A parent that has been granted with care and control of the child has the right to make daily decisions about a child’s upbringing and welfare. This right naturally belongs to the parent with whom the child lives.
In certain situations, the Court may find it suitable to grant shared care and control to both parents. In such a case, both parents have been granted with right of care and control over the child and no one parent has a superior right over the other parent.
What does it means to have Sole Care & Control
In event of the Court granting a parent with sole care and control, the other parent that has no care and control of the child is usually granted access to the child. Access gives the parent a right to have regular contact with the child and allows the parent-child bonding to continue notwithstanding the divorce of the parents.
It is noted that the Court generally grants the right of care and control of all the children to the same parent, without splitting up the siblings.
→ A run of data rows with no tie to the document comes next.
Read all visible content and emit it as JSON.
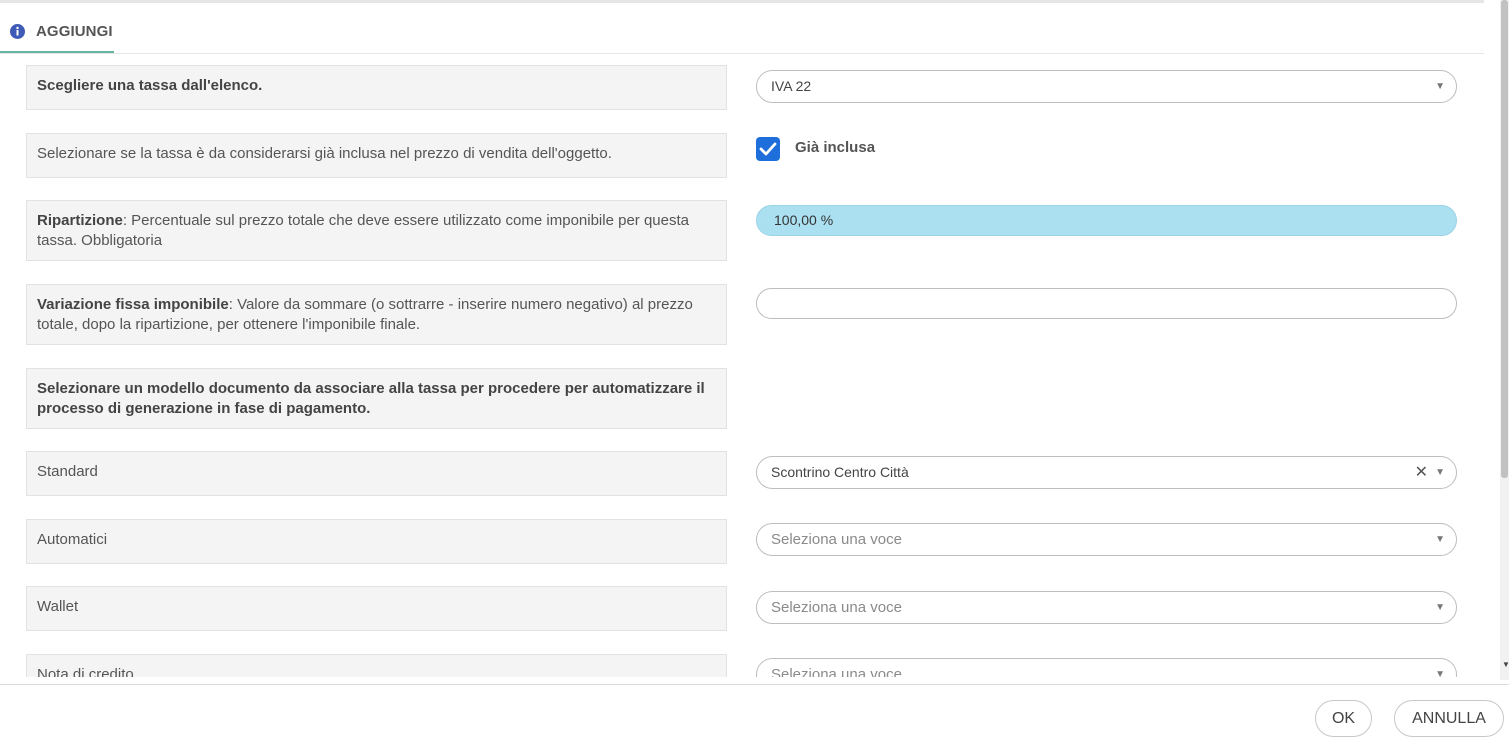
{
  "header": {
    "title": "AGGIUNGI"
  },
  "tax": {
    "label": "Scegliere una tassa dall'elenco.",
    "value": "IVA 22"
  },
  "included": {
    "description": "Selezionare se la tassa è da considerarsi già inclusa nel prezzo di vendita dell'oggetto.",
    "checkbox_label": "Già inclusa",
    "checked": true
  },
  "split": {
    "title": "Ripartizione",
    "description": ": Percentuale sul prezzo totale che deve essere utilizzato come imponibile per questa tassa. Obbligatoria",
    "value": "100,00 %"
  },
  "fixed_variation": {
    "title": "Variazione fissa imponibile",
    "description": ": Valore da sommare (o sottrarre - inserire numero negativo) al prezzo totale, dopo la ripartizione, per ottenere l'imponibile finale.",
    "value": ""
  },
  "document_model": {
    "label": "Selezionare un modello documento da associare alla tassa per procedere per automatizzare il processo di generazione in fase di pagamento."
  },
  "standard": {
    "label": "Standard",
    "value": "Scontrino Centro Città"
  },
  "automatic": {
    "label": "Automatici",
    "placeholder": "Seleziona una voce"
  },
  "wallet": {
    "label": "Wallet",
    "placeholder": "Seleziona una voce"
  },
  "credit_note": {
    "label": "Nota di credito",
    "placeholder": "Seleziona una voce"
  },
  "footer": {
    "ok_label": "OK",
    "cancel_label": "ANNULLA"
  },
  "colors": {
    "accent": "#1e6fdb",
    "bar": "#abe0f0",
    "tab_underline": "#66b4a4"
  },
  "icons": {
    "info": "info-icon",
    "caret": "chevron-down-icon",
    "clear": "close-icon",
    "check": "checkmark-icon"
  }
}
In deciding in whose custody, or in whose care and control a child should be placed, the Court’s paramount consideration shall always be the welfare of the child and subject to his paramount consideration, the court shall have regard to:
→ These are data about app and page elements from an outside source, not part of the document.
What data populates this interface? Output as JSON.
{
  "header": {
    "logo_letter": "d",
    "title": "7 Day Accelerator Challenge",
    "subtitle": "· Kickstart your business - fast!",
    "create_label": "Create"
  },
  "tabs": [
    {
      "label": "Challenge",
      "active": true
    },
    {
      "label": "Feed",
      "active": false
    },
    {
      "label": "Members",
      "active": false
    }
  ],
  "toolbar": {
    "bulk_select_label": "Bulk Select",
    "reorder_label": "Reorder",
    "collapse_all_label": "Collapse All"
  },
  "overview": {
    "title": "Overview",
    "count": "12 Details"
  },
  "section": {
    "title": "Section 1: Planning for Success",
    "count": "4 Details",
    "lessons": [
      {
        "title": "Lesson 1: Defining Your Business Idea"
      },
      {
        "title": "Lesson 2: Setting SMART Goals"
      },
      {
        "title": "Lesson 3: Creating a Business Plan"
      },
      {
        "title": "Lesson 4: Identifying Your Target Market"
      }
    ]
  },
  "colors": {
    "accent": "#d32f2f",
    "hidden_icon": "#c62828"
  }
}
- the wishes of the parents of the child and.
- the wishes of the child, where he or she is of an age to express an independent opinion
It is noted that the Court’s approach is that of a child-centered approach. That is, to treat the interest of the child as paramount in dealing with divorced parties’ disputes involving children. It is believed that focusing on the needs of the children in acrimonious divorce proceedings can reduce the intensity and duration of the conflict between the parents. This may foster better relationships between the parents and their children, post-divorce.
These are relevant questions that you will need to think about when considering the care arrangements of the child upon divorce:-
- Who has been the primary or main caregiver for most of the child’s life?
- Who is the child close to?
- Which parent should the child live with? This parent would be the one with care and control of the child
- If you are the parent tasked with the care and control of the child,
will you need to change your current work schedule, daily routines or
living arrangements to accommodate the child?
- If you are not the parent with the care and control of the child,
what type of access arrangements is suitable based on your daily
routines or work schedule?
- If you have the right of access, what is the frequency and duration of each access you hope to have?
- If you have care and control, what type of access do you think is suitable?
Variation of court order for care arrangements
Any interested person may from time to time, apply to the Court for variation of any earlier court order for the custody or the care and control of a child. If the Court is convinced that the terms of the earlier court order is not or no longer in the children’s best interests of the children, the Court may vary the court order.
This is irrespective of the fact that the earlier court order may have been entered by consent of both parties.